A particularly important concern when interpreting these income gains is whether households are changing. The share of young adults living in their parents’ homes has climbed sharply since 2005 and continues to rise, according to last week’s data release. Their earnings count toward their parents’ household income – so larger households mean higher household incomes, even if individuals’ earnings don’t change. Fortunately, the surveys released last week aren’t just about income; they’re also the definitive sources on households and living arrangements, so we can unpack the change in median household income and assess whether changing household structure had an effect.
Both the ASEC and ACS show a that the number of adults per household was essentially unchanged between 2014 and 2015. (The two surveys actually cover different time periods, but for simplicity I’m calling them 2014-to-2015 changes. See note at end.) The number of adults (18+) per household rose a slight 0.2% in the ACS and was flat in the ASEC. The increase in young adults living at home, noted above, is only part of the broader changes in living arrangements; at the same time as more young adults are living with parents, a rising share of households are single-person. Changes in household size, therefore, explain essentially none of the increase in median household income.
A different factor, however, explains some of the jump in household income. More adults were working in 2015 than in 2014. The number of workers per household increased 1.1% in the ASEC and 0.5% in the ACS: this includes all workers, regardless of how many hours per week or weeks per year they worked. The number of full-time, year-round workers per household increased more: 1.2% in the ASEC and 1.7% in the ACS.
|Change, 2014-2015, in:||ASEC||ACS|
|adults (18+) per household||0.0%||0.2%|
|workers (all types, any age) per household||1.1%||0.5%|
|full-time, year-round workers (any age) per household||1.2%||1.7%|
|median earnings: full-time, year-round workers||2.9%||2.8%|
|median income: households (as published)||5.2%||3.8%|
Still, the percentage increases in workers per household and full-time, year-round workers per household were smaller than the percentage increases in median household income. That suggests that even after accounting for changing in household size and changes in employment rates, earnings per worker rose. And, in fact, both surveys report that explicitly: median earnings for full-time, year-round workers rose 2.9% in the ASEC and 2.8% in the ACS.

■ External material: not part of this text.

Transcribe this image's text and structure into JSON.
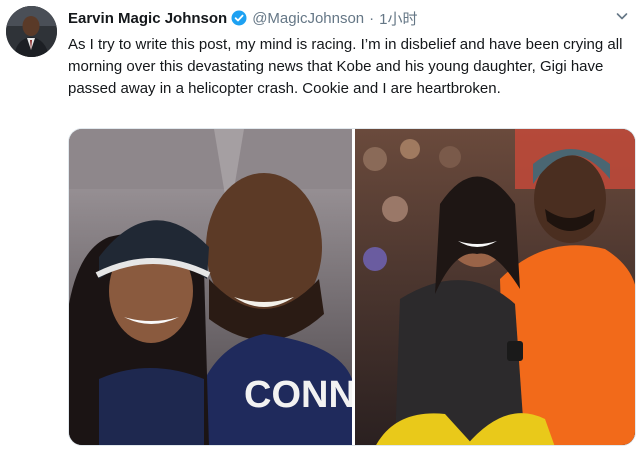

In theory the change in median household income should be pretty close to the sum of the change in earnings per full-time, year-round workers and the change in full-time, year-round workers per household. But they’re not, in either survey. That’s because medians don’t behave as neatly as means do when you try to combine or disaggregate them; it’s also because income encompasses more than work-related earnings (e.g. investment income); and there are margins of error around all of these survey-data estimates.
Despite these caveats, consistent results emerge from the two surveys. Even with the rising share of young adults living with parents, household size was essentially unchanged and therefore does not explain the rise in median household incomes. Both employment rates (especially full-time, year-round employment) and per-worker earnings rose, and the percentage rise in earnings was larger than the percentage rise in employment. Most of the jump in median household income, therefore, appears to be rising earnings, with rising employment playing an important supporting role. The labor market improved for workers on both of these fronts: the rise in median household income is indeed good news.

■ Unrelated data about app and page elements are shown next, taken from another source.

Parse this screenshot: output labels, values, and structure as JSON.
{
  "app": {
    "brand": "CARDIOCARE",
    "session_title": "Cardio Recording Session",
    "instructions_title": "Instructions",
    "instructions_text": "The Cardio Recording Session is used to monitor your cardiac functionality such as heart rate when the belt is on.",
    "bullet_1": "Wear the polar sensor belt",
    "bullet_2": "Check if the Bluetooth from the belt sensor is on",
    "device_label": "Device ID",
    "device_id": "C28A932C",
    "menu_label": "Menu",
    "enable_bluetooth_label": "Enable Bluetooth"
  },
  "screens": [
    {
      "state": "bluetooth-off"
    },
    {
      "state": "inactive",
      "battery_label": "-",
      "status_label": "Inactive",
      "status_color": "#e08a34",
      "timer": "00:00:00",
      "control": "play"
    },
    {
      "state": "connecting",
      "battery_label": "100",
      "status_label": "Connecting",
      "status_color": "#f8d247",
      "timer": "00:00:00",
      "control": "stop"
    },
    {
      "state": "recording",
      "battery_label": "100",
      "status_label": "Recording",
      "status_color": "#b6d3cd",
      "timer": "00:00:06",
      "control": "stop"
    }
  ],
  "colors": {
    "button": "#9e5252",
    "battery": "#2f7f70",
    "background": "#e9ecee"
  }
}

Methodology notes and data sources:
ASEC: estimates for households, adult population, workers, and full-time year-round workers are based on my calculations from the microdata file and exclude group quarters. The estimate of per-worker earnings is based on the Census PINC05 files. Note that the increase in median earnings for full-time, year-round workers is higher than those for men and women separately as shown in the published report, even when averaged properly; such as the quirky properties of medians. The ASEC was conducted in March 2016, and income refers to the 2015 calendar year.
ACS: estimates for households, adult population, workers, full-time year-round workers, and per-working earnings are from Factfinder tables S2002, S2601A, B23027, and B25002. Adult population excludes group quarters; workers include adults in group quarters (not possible to separate them using the published tables). The ACS was conducted on a rolling basis through 2015, and income refers to the previous twelve months.

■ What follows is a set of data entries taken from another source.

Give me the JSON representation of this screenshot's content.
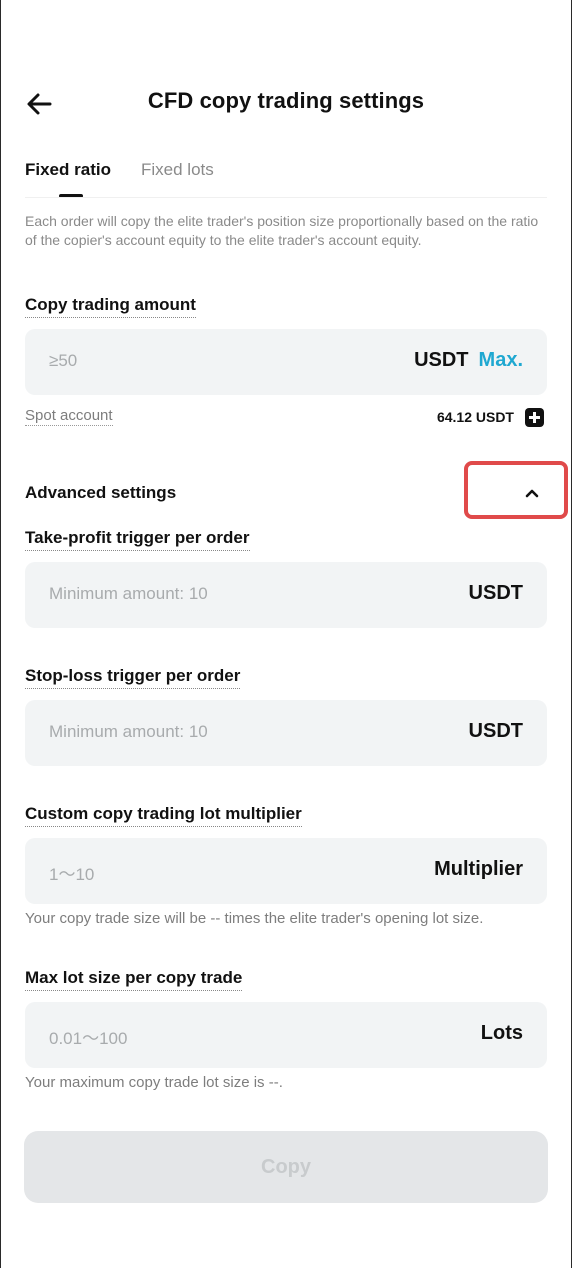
{
  "header": {
    "title": "CFD copy trading settings"
  },
  "tabs": [
    {
      "label": "Fixed ratio",
      "active": true
    },
    {
      "label": "Fixed lots",
      "active": false
    }
  ],
  "description": "Each order will copy the elite trader's position size proportionally based on the ratio of the copier's account equity to the elite trader's account equity.",
  "copy_amount": {
    "label": "Copy trading amount",
    "placeholder": "≥50",
    "unit": "USDT",
    "max_label": "Max."
  },
  "spot_account": {
    "label": "Spot account",
    "value": "64.12 USDT"
  },
  "advanced": {
    "label": "Advanced settings",
    "expanded": true
  },
  "take_profit": {
    "label": "Take-profit trigger per order",
    "placeholder": "Minimum amount: 10",
    "unit": "USDT"
  },
  "stop_loss": {
    "label": "Stop-loss trigger per order",
    "placeholder": "Minimum amount: 10",
    "unit": "USDT"
  },
  "multiplier": {
    "label": "Custom copy trading lot multiplier",
    "placeholder": "1～10",
    "unit": "Multiplier",
    "hint": "Your copy trade size will be -- times the elite trader's opening lot size."
  },
  "max_lot": {
    "label": "Max lot size per copy trade",
    "placeholder": "0.01～100",
    "unit": "Lots",
    "hint": "Your maximum copy trade lot size is --."
  },
  "copy_button": {
    "label": "Copy"
  },
  "colors": {
    "accent": "#1fa8d1",
    "highlight_box": "#e04a4a",
    "input_bg": "#f2f4f5",
    "disabled_btn": "#e4e6e8"
  }
}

Here’s a longer explanation of the differences between the ASEC and the ACS, especially the time periods covered.